Basketball is played with real baskets here.
I had a really great post visit, and I'm glad to have a little insight into where I'll be living for two years!  


Just a quick update about contact info since now I've visited my post. I'll be keeping the same address, and and all packages can go to it. My town doesn't have good Togocel (my current carrier) reception, so there's a small chance I'll get a new number with a different carrier but probably not. I don't have internet access in my town, or reception for my internet key. Letters are the best way to reach me, but sometimes they do get lost, so please shoot me an email if you haven't heard from me in a while. It still may take me a while to respond, but I'll get to it eventually.

Again, my address is:

Anna Williams, PCV
Corps de la Paix
B.P. 3194
Lome, Togo
West Africa  

(it's also listed on the side bar to the right) 

Wednesday, July 17, 2013

Language and Technical Presentations

A large part of training here in Togo is language based. Most people don't come in with very much French, but even coming in with French skills doesn't preclude you from language class! Those of us with a high enough level of French just get to enjoy local language classes instead! So, whether it's French or local language (Ewe for me), you're head is swimming either way.

Togo doesn't have a unifying, country wide lingua franca, so it's only this year that Peace Corps has really started local language here.

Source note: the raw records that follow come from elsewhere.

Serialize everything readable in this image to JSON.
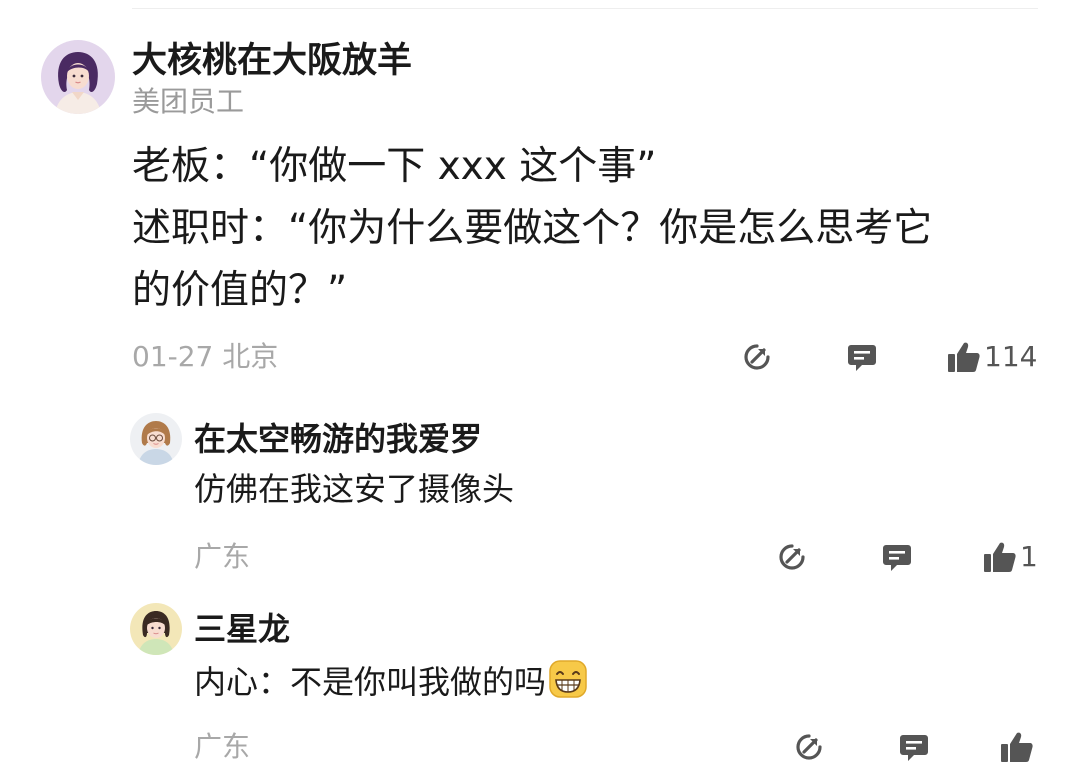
{
  "main_comment": {
    "author": "大核桃在大阪放羊",
    "badge": "美团员工",
    "lines": [
      "老板：“你做一下 xxx 这个事”",
      "述职时：“你为什么要做这个？你是怎么思考它",
      "的价值的？”"
    ],
    "meta": "01-27  北京",
    "like_count": "114",
    "icons": [
      "share-icon",
      "comment-icon",
      "like-icon"
    ]
  },
  "replies": [
    {
      "author": "在太空畅游的我爱罗",
      "text": "仿佛在我这安了摄像头",
      "meta": "广东",
      "like_count": "1"
    },
    {
      "author": "三星龙",
      "text": "内心：不是你叫我做的吗",
      "emoji": "grinning-face-emoji",
      "meta": "广东",
      "like_count": ""
    }
  ],
  "colors": {
    "text_primary": "#1a1a1a",
    "text_secondary": "#9a9a9a",
    "icon": "#555555",
    "main_avatar_bg": "#e3d6ec"
  }
}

In Senegal, it's easy to have everyone start learning Wolof, because no matter where you are it's helpful, but here in Togo it's very region dependent. This poses a problem, as when we first arrive, they're not sure yet where to send us in the country for our posts, so they're not sure what language to have us learn.

With the early push for local language, all of us found ourselves doing our first technical presentation in a language we are uncomfortable with speaking- French or otherwise.

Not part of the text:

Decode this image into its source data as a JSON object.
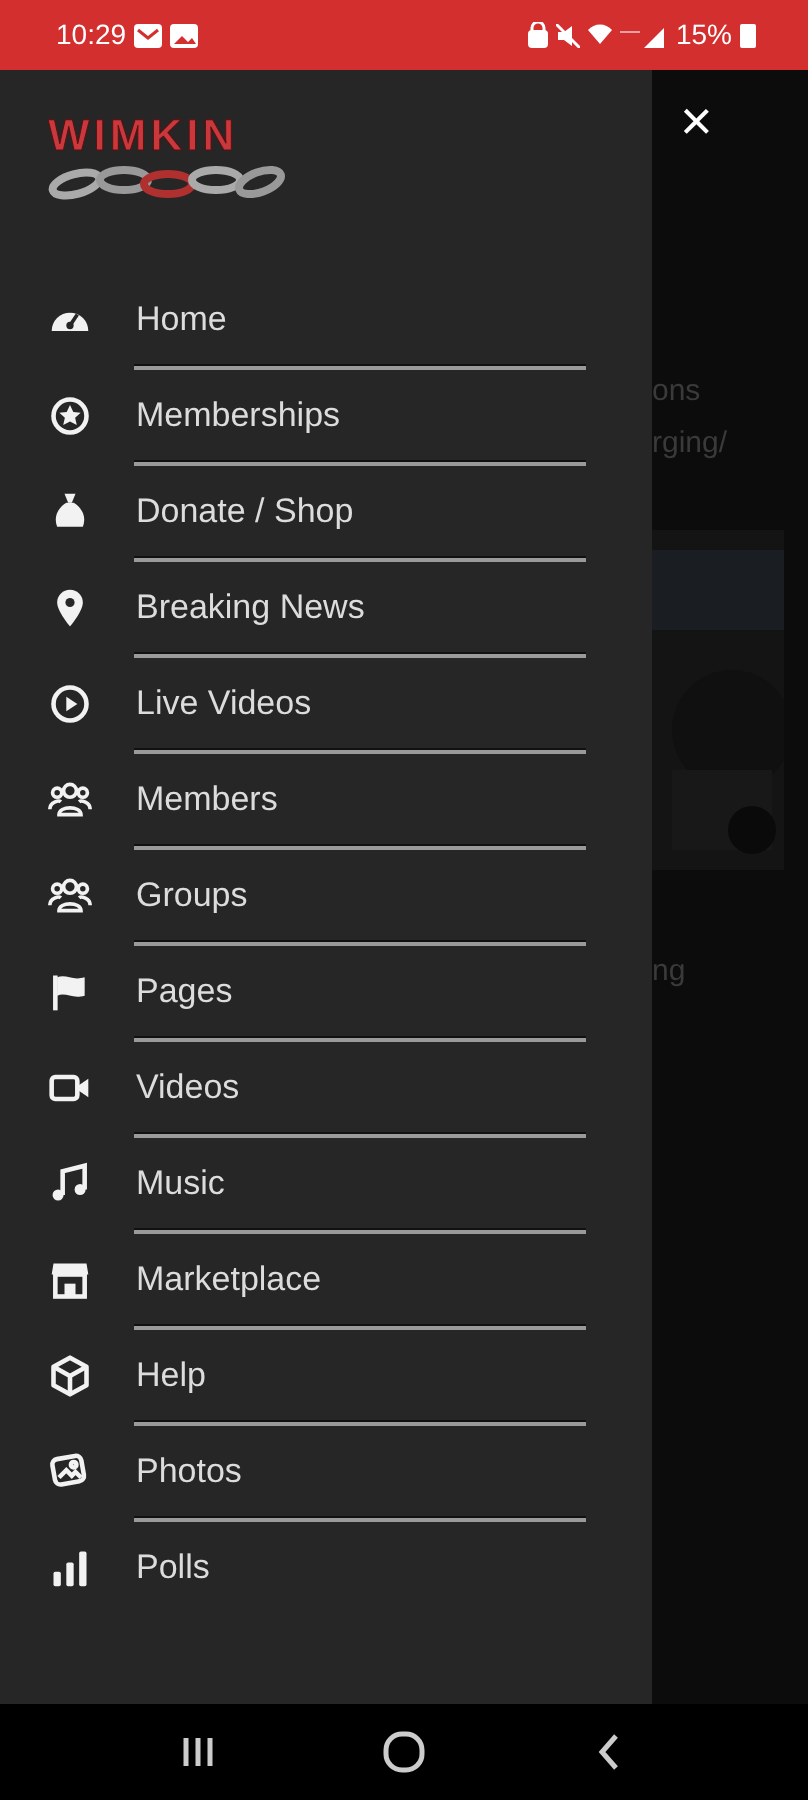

Somehow, many of us were able to stutter though Ewe (and even Bassar) presentations introducing ourselves, talking about Peace Corps' mission, the English and Gender Education goals and what work we will do at post. Those who gave presentations in French did a great job, even though there were many butterflies in their stomachs before hand.  

Thursday, July 4, 2013

Happy Independence Day!

Even all the way over here in Togo, we have to celebrate the fourth of July. While it wasn't burgers and cookout type fair for food, we still made do with some street meat hot dogs, avocado and egg sandwiches and drinks.
The patriotically dressed of the group

Me and Amelia